## Your instructions
If a line in the entries includes "What", show that line.

Data to process Block Start

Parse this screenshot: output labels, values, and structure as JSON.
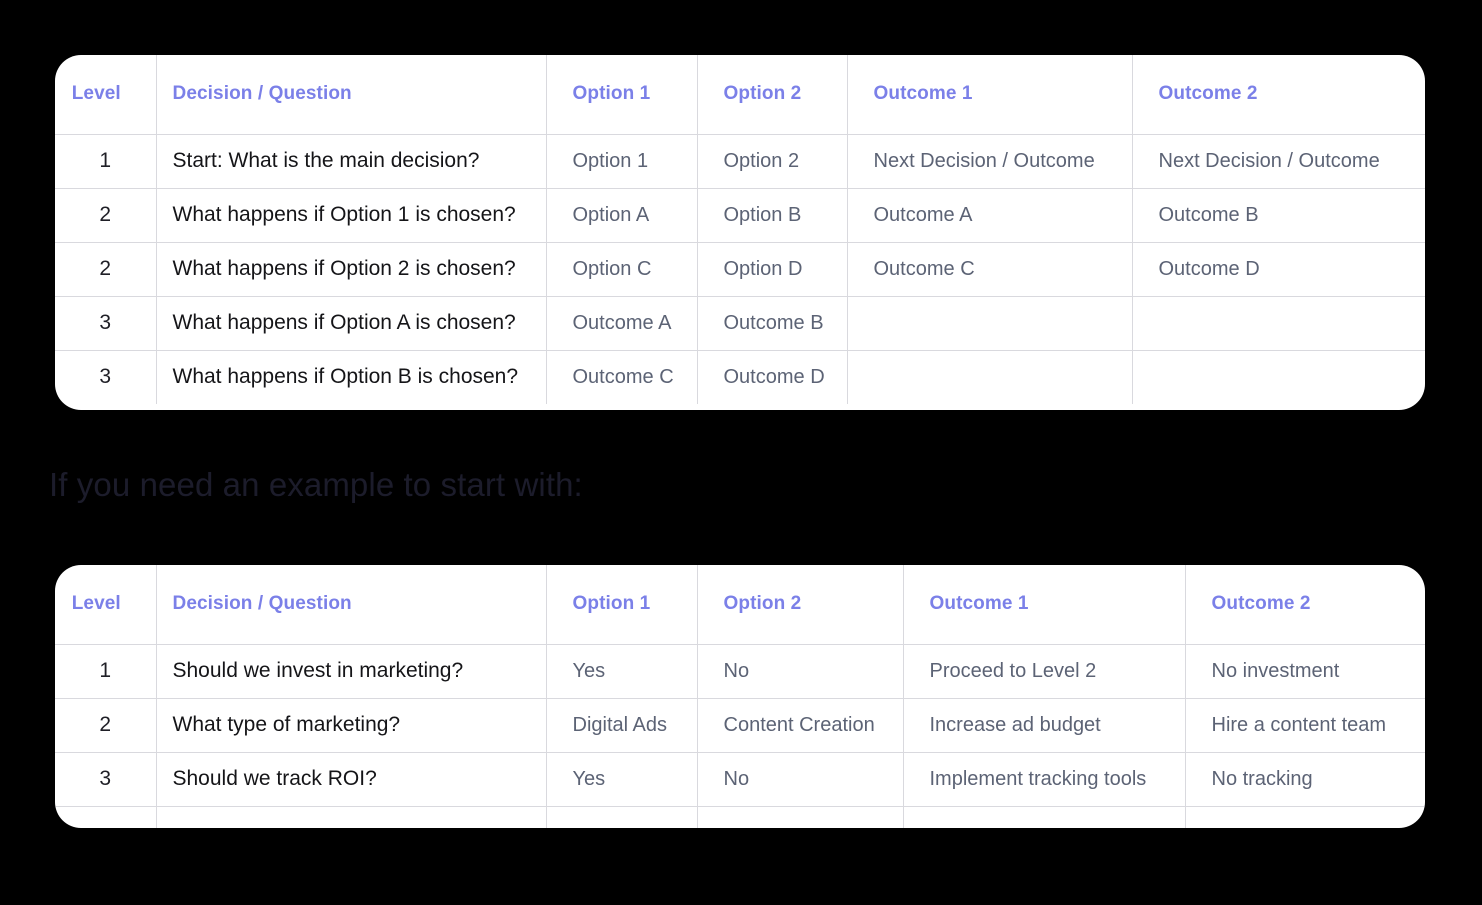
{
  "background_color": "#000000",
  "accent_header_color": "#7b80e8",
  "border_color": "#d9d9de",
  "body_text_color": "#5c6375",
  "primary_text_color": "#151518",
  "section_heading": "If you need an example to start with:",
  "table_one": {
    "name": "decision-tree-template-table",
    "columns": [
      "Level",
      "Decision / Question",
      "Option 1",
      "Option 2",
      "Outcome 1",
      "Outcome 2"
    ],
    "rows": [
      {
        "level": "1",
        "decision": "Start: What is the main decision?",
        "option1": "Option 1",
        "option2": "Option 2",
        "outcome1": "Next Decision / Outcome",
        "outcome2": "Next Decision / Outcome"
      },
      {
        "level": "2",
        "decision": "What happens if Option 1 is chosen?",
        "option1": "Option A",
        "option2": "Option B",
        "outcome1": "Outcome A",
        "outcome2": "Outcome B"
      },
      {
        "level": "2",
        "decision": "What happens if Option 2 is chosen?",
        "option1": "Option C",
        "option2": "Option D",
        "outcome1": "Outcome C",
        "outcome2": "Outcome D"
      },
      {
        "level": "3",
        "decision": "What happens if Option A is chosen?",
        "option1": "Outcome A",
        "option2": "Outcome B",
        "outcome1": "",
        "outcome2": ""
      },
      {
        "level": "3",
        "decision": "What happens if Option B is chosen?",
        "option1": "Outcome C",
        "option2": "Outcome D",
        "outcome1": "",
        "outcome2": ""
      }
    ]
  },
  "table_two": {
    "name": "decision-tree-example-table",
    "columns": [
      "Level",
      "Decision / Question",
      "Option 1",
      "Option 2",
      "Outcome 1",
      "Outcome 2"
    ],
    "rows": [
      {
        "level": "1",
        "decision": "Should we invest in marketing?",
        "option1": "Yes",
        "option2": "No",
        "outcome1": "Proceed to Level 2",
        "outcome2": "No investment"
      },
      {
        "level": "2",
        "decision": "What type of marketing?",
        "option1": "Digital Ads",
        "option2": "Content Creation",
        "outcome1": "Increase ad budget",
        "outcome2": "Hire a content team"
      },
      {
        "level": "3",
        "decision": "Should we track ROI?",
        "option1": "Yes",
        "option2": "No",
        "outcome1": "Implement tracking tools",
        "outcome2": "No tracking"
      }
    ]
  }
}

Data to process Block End
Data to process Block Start

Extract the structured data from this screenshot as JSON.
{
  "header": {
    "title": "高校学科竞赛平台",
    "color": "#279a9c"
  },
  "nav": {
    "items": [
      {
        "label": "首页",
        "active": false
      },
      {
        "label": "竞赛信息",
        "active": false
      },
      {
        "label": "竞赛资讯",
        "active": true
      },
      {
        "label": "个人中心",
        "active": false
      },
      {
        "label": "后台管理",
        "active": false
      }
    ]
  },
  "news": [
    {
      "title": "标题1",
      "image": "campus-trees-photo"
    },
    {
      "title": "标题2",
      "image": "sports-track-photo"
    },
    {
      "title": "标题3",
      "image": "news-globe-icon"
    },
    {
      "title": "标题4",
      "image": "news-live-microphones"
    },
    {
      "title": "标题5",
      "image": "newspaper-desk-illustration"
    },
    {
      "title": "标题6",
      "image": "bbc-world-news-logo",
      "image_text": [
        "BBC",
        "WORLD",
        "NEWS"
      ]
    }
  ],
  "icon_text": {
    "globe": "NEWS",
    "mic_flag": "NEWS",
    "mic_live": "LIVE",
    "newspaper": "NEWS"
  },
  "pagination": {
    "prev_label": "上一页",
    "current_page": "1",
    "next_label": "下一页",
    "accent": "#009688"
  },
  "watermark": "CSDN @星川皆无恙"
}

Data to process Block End
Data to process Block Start

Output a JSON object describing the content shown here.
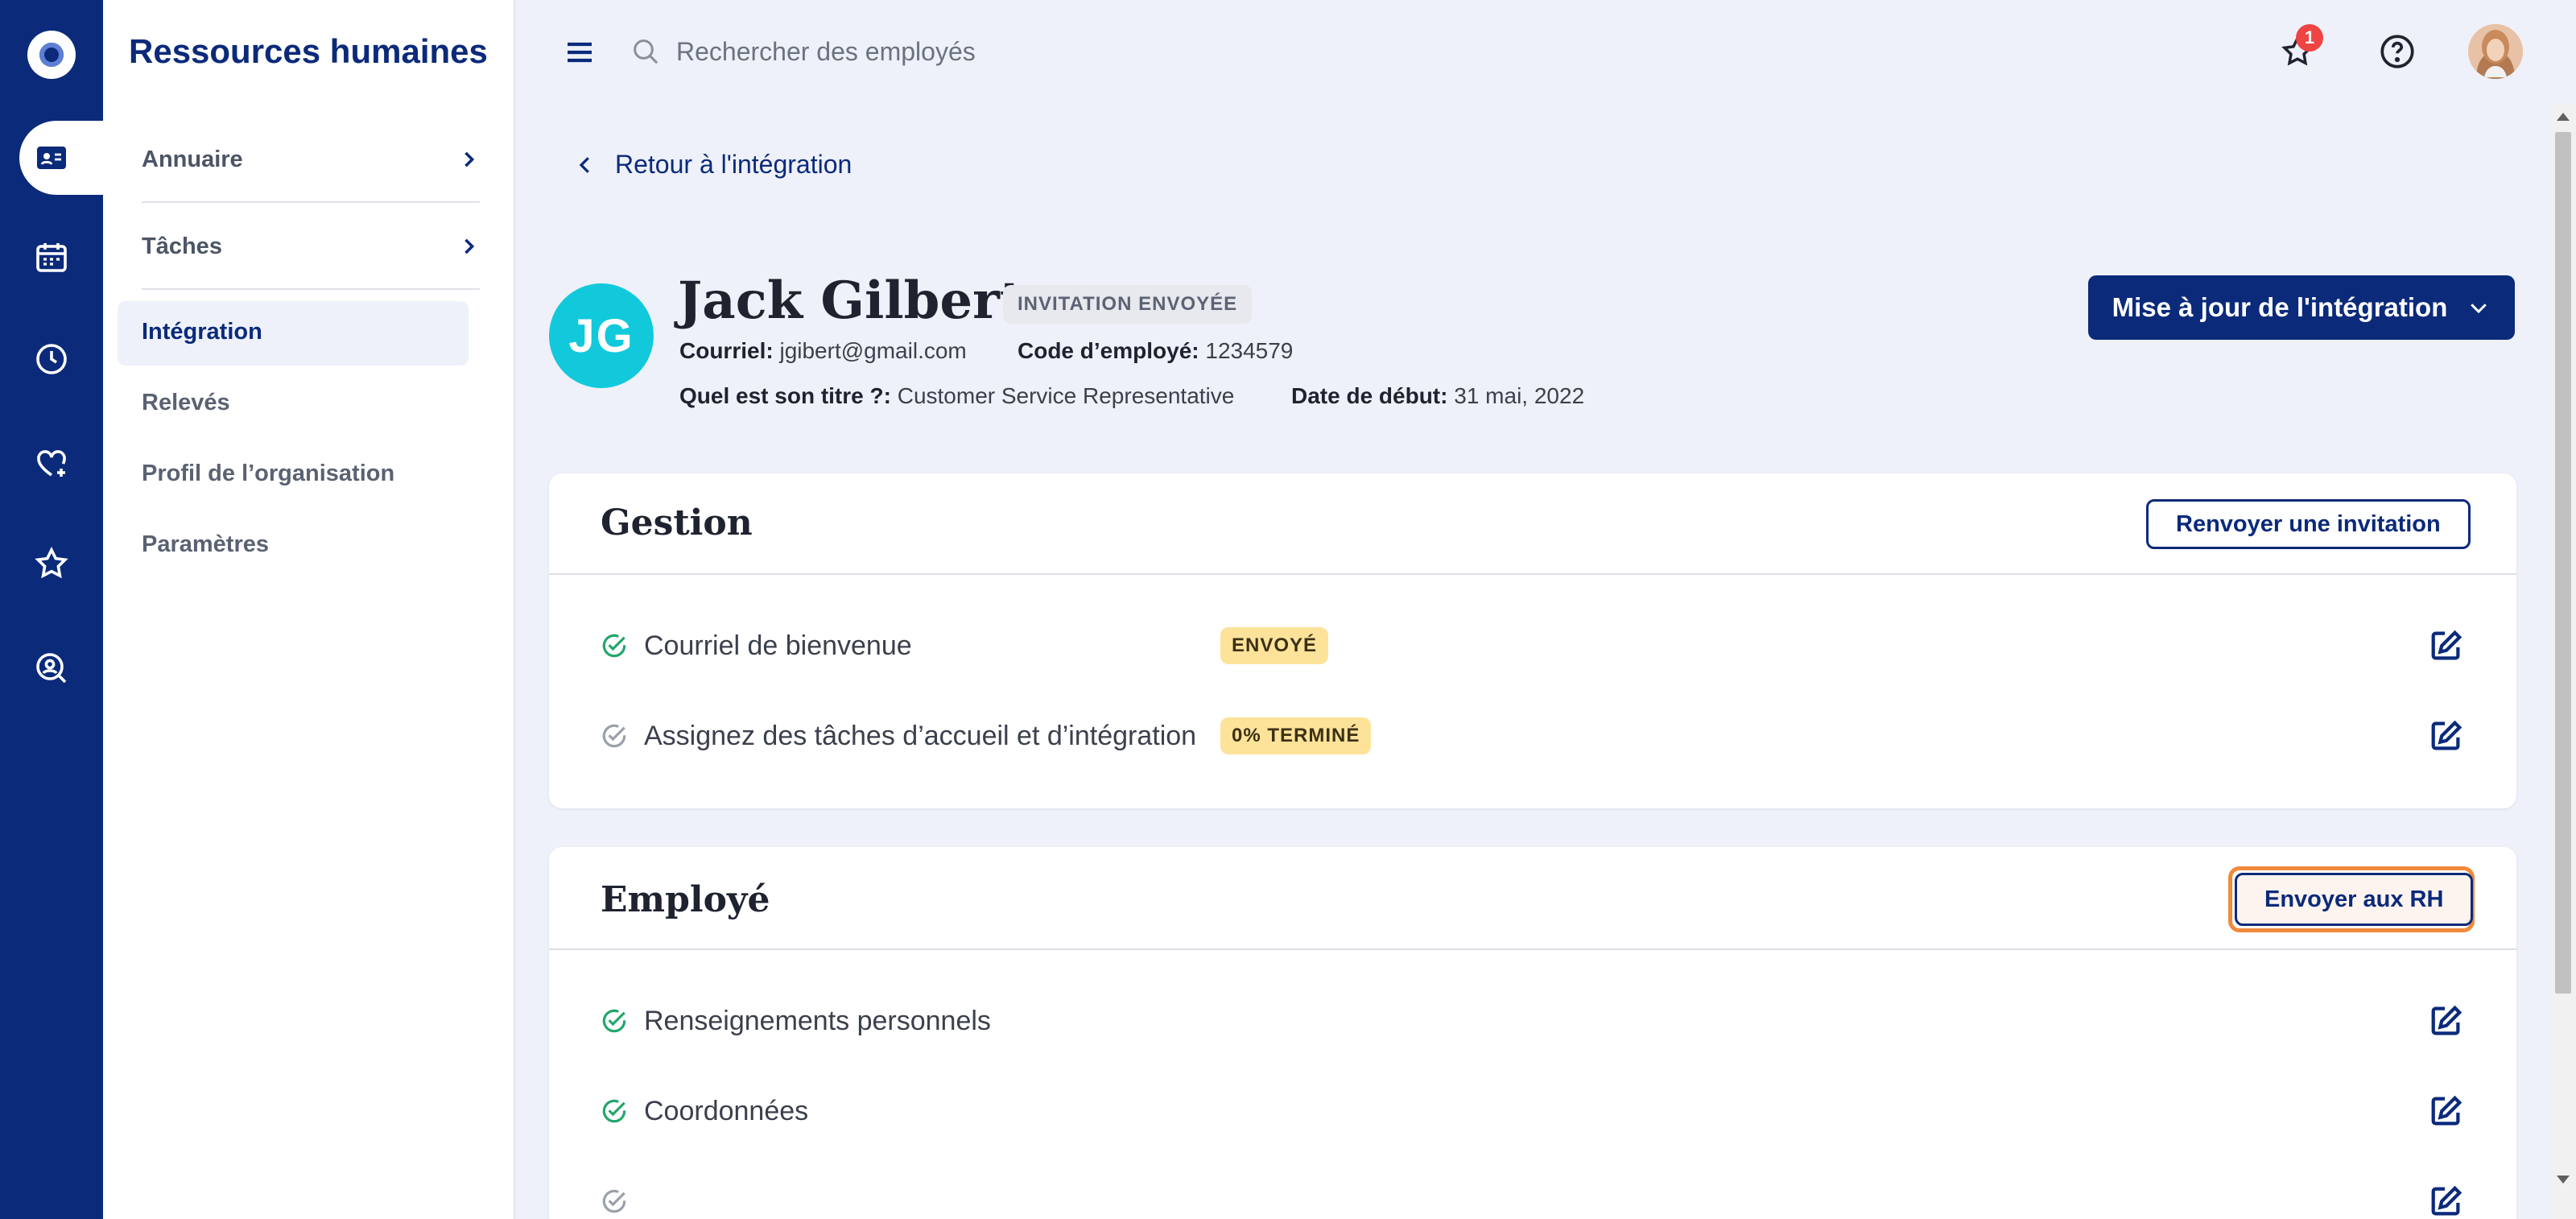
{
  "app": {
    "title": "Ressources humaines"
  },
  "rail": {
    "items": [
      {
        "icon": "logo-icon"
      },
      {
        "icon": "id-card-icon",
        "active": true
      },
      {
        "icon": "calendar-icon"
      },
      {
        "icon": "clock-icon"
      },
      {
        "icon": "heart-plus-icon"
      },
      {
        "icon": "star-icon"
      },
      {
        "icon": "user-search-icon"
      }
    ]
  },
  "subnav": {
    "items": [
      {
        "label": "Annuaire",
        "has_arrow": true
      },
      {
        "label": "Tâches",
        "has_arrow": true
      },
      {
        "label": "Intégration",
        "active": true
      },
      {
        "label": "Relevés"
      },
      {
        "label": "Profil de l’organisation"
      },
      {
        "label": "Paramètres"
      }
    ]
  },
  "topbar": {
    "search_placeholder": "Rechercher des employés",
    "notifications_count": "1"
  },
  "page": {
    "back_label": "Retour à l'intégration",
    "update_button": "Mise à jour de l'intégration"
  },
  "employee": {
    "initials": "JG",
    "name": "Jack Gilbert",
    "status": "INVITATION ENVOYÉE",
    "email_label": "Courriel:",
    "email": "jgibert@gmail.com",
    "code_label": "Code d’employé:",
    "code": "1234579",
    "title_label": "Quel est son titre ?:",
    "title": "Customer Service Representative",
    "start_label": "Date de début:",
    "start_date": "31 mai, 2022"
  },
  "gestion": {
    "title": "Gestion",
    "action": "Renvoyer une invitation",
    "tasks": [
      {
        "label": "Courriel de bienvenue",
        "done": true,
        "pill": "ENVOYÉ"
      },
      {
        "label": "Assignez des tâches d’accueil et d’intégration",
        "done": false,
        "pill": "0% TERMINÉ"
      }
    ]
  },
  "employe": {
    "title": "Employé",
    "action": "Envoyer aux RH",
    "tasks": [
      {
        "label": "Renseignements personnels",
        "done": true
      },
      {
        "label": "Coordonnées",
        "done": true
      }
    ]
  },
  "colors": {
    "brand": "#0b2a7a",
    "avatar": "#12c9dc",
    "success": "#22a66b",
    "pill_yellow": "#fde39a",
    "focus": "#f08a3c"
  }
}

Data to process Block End

## Solution to the exercise
        "decision": "Start: What is the main decision?",
        "decision": "What happens if Option 1 is chosen?",
        "decision": "What happens if Option 2 is chosen?",
        "decision": "What happens if Option A is chosen?",
        "decision": "What happens if Option B is chosen?",
        "decision": "What type of marketing?",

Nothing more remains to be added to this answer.